It is summer in 1868, and a young woman has just arrived in the country to stay with relations. 'Dearest mama' wants to know how she is getting on, so 'I have written a kind of Diary for you this week, I thought it would be quite the best way of letting you know how we spend our time, by writing a bit every day'.
The diarist is Susannah Kate ('Kitty') Robinson, daughter of William John Robinson and his wife Rebecca. She was born in 1845, so she's 23 now and has come from the family home at Aston just outside Birmingham to stay at Ewell with her uncle Lawson Robinson and his wife Rhoda.
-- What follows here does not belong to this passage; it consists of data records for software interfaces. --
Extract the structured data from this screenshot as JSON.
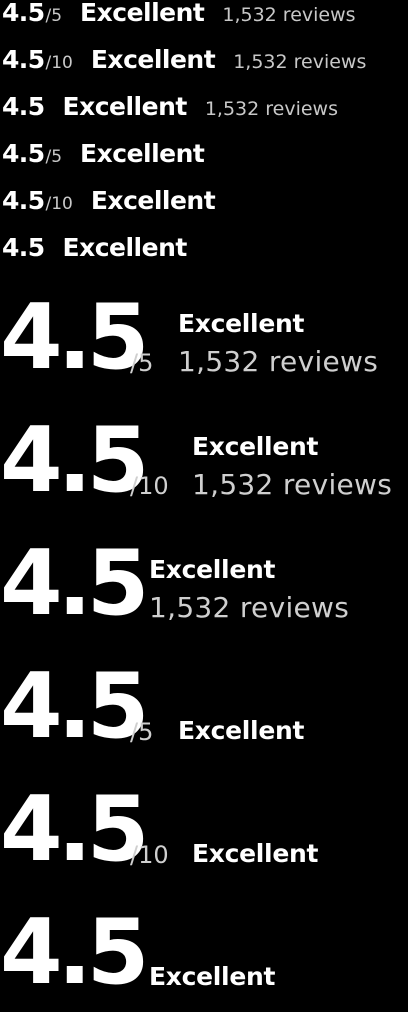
{
  "rating": {
    "score": "4.5",
    "scale_5": "/5",
    "scale_10": "/10",
    "label": "Excellent",
    "reviews": "1,532 reviews"
  }
}
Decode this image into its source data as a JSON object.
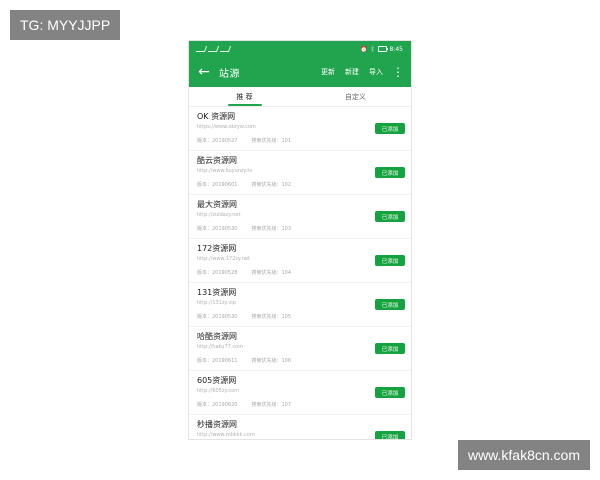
{
  "watermarks": {
    "top_left": "TG: MYYJJPP",
    "bottom_right": "www.kfak8cn.com"
  },
  "status_bar": {
    "left_text": "",
    "time": "8:45"
  },
  "app_bar": {
    "title": "站源",
    "actions": {
      "update": "更新",
      "new": "新建",
      "import": "导入"
    },
    "icons": {
      "back": "arrow-left-icon",
      "more": "more-vertical-icon"
    }
  },
  "tabs": [
    {
      "label": "推 荐"
    },
    {
      "label": "自定义"
    }
  ],
  "sources": [
    {
      "name": "OK 资源网",
      "url": "https://www.okzyw.com",
      "version": "版本：20190527",
      "priority": "搜索优先级：101",
      "status": "已添加"
    },
    {
      "name": "酷云资源网",
      "url": "http://www.kuyunzy.tv",
      "version": "版本：20190601",
      "priority": "搜索优先级：102",
      "status": "已添加"
    },
    {
      "name": "最大资源网",
      "url": "http://zuidazy.net",
      "version": "版本：20190530",
      "priority": "搜索优先级：103",
      "status": "已添加"
    },
    {
      "name": "172资源网",
      "url": "http://www.172zy.net",
      "version": "版本：20190528",
      "priority": "搜索优先级：104",
      "status": "已添加"
    },
    {
      "name": "131资源网",
      "url": "http://131zy.vip",
      "version": "版本：20190530",
      "priority": "搜索优先级：105",
      "status": "已添加"
    },
    {
      "name": "哈酷资源网",
      "url": "http://haku77.com",
      "version": "版本：20190611",
      "priority": "搜索优先级：106",
      "status": "已添加"
    },
    {
      "name": "605资源网",
      "url": "http://605zy.com",
      "version": "版本：20190620",
      "priority": "搜索优先级：107",
      "status": "已添加"
    },
    {
      "name": "秒播资源网",
      "url": "http://www.mbkkk.com",
      "version": "",
      "priority": "",
      "status": "已添加"
    }
  ],
  "colors": {
    "primary": "#21a44e",
    "button": "#15a33f"
  }
}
Lawson Robinson was a grocer — a remarkably successful grocer — from London, who had recently moved to a house outside Ewell on Cheam Road. He lived there with his sisters Catherine Robinson and Harriet Campbell Robinson (Aunt Kate and Aunt Hattie in the diary). Another sister, Isabella, had married Stanford Botting (Uncle Botting). Lawson's brother, James Sackett Robinson, also makes an appearance in the diary as Uncle Jim. Other family members make their appearance at different times, including Sallie, a cousin from Essex.
And then there are 'the Shaws, Furners, Townends, Charmans & Martins, five as nice families as I should think it possible to meet with'. William and Sarah Shaw lived at St. Norman's, the next house along, with their daughter Lettice, aged 22. Thomas Cooper Furner came from Tintern Villa on the Epsom Road. James Townend, a hat manufacturer, lived with his wife Sarah at Harefield, just on the Cheam side of Cheam Road; their daughter Annie was the same age as Kitty. The other two families were both farmers — William Charman at Rectory Farm, and Edward Waterer Martin at Nonsuch Park Farm. The Robinsons were also on friendly terms with George Stone, the corn and coal merchant of 24 High Street in Ewell. It was from the low upper windows of this house that they were able to watch the crowds streaming to the Derby — 'conveyances of every description from donkey carts to splendid coaches, four-in-hand, and all so closely packed that the horses never went off the walk & continually streaming by, till it made me stare in amazement, it was next to impossible for a pedestrian to cross the road'.
Conaways, the house in Cheam Road where Kitty stayed, was part of a small estate which Uncle Lawson had developed on the desirable plot between the village and Ewell East Station. The Robinsons had their home on the south side; to the north, at nos. 21-5, stood Essex, Hornden and Orsett House, each one named after a part of the country where the family had lived before its recent rise to prosperity. They weren't quite as large as Conaways, but they were typical of the 'numbers of pretty villas' which, as C.J. Swete had observed eight years earlier, were being built everywhere for London merchants in the environs of Epsom; places where 'a lovely retreat would afford its shade to many a weary one, and refresh him for further toils in building up the nation's greatness'.
Conaways has been demolished, its site now occupied by the cul-de-sac of Conaways Close, but sales particulars in the Morning Post of 17th April 1893 set the scene for the diary, with their 'pretty grounds of about three acres, approached by a carriage drive, and containing seven bedrooms, dressing and bathrooms… entrance porch, good hall, drawing-room 22ft by 17ft (exclusive of bay), dining-room 18ft by 15ft (exclusive of bay), morning-room about 14ft by 12ft 9in… good cellarage, detached stabling for three horses, double coach-house. The 'attractive grounds' were 'planted with trees and shrubs, tennis lawn, kitchen garden, greenhouse, fernery in two compartments… with glass work skirting a shrubbed border'. Not much had changed in thirty years, except that tennis courts seem to have replaced the croquet lawn where Kitty played so many successful matches.
A game of Croquet
Image source: The Graphic 25 June 1870
She was a dab hand at croquet, and singing, and music, and ornamental flower arranging. In fact like many Victorian young ladies, she was something of an ornament herself, especially when in white muslin (from Sutton; the Epsom shops were useless). After Uncle Lawson has taken the train to Victoria, presumably to toil a bit more in building up the nation's greatness, Kitty, Sallie and Aunt Hattie set out for a day's walk; they crossed Nonsuch Park, and even this took a little more than an hour including frequent rests, but fortunately on arrival there was wine and biscuits to revive them. Kitty joined in with summertime activities but 'found haymaking a little harder work than it looks. I turned one row, & then I had had quite enough, & Sallie didn't do more than three yards, so we two sat down & watched the others'.
What would her future life have been for this engaging young woman? She never found out: four years later, in 1872, she died of tuberculosis. The diary passed through the family into the hands of a niece, Margaret Stubbs of London SW5, who copied out the Ewell sections in 1974 and sent them to the Nonsuch Antiquarian Society (now Epsom & Ewell History & Archaeology Society). It is this transcript which is presented here now.
(Thanks to Sheila Ross for the typing, and to Hazel Ballan for uncovering the family history).